# Records for the task
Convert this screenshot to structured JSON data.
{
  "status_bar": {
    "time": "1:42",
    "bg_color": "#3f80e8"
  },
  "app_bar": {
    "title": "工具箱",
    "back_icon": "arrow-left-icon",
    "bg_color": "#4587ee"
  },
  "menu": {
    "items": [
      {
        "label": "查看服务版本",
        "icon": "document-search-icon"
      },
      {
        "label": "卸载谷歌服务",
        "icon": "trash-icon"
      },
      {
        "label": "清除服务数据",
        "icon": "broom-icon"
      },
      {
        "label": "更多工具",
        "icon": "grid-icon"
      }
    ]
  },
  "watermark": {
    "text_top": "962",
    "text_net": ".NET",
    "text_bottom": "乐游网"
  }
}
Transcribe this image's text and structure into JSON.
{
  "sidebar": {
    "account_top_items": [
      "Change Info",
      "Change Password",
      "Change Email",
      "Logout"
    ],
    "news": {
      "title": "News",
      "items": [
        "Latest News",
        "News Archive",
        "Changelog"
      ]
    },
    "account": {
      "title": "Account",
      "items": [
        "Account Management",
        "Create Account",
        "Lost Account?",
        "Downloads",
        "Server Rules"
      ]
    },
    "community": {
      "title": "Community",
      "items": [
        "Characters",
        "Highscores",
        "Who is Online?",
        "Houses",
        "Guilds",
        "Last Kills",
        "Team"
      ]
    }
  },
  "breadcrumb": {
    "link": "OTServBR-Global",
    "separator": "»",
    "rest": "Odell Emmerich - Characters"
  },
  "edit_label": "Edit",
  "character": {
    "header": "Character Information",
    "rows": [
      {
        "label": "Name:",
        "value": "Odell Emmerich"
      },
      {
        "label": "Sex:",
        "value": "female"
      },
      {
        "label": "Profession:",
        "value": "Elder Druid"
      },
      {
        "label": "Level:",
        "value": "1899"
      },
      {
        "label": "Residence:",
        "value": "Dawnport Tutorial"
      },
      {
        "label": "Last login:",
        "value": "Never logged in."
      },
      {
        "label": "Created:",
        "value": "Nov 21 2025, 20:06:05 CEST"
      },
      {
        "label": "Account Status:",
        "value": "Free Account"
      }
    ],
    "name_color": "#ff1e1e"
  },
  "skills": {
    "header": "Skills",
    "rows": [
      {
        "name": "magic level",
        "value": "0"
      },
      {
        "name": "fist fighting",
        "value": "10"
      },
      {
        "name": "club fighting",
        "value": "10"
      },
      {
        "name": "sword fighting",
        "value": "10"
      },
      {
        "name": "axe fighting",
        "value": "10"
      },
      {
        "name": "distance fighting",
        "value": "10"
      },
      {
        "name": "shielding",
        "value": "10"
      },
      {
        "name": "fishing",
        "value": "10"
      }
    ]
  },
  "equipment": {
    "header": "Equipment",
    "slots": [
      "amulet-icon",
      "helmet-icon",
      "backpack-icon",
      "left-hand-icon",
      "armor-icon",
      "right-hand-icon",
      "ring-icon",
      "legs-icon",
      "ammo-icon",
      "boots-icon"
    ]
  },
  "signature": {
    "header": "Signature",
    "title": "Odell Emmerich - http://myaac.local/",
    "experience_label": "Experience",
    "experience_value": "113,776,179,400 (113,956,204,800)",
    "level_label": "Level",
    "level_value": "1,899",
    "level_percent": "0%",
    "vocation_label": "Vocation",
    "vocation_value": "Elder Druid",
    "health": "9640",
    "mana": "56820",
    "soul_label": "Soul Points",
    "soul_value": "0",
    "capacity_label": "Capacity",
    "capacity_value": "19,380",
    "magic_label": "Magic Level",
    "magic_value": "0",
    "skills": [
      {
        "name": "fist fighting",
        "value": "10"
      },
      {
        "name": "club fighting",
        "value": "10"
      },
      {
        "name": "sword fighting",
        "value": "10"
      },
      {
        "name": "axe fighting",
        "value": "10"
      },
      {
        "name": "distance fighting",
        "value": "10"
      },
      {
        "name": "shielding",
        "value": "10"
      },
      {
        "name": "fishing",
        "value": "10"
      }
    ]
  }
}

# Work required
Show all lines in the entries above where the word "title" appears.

# Solution for this task
    "title": "工具箱",
      "title": "News",
      "title": "Account",
      "title": "Community",
    "title": "Odell Emmerich - http://myaac.local/",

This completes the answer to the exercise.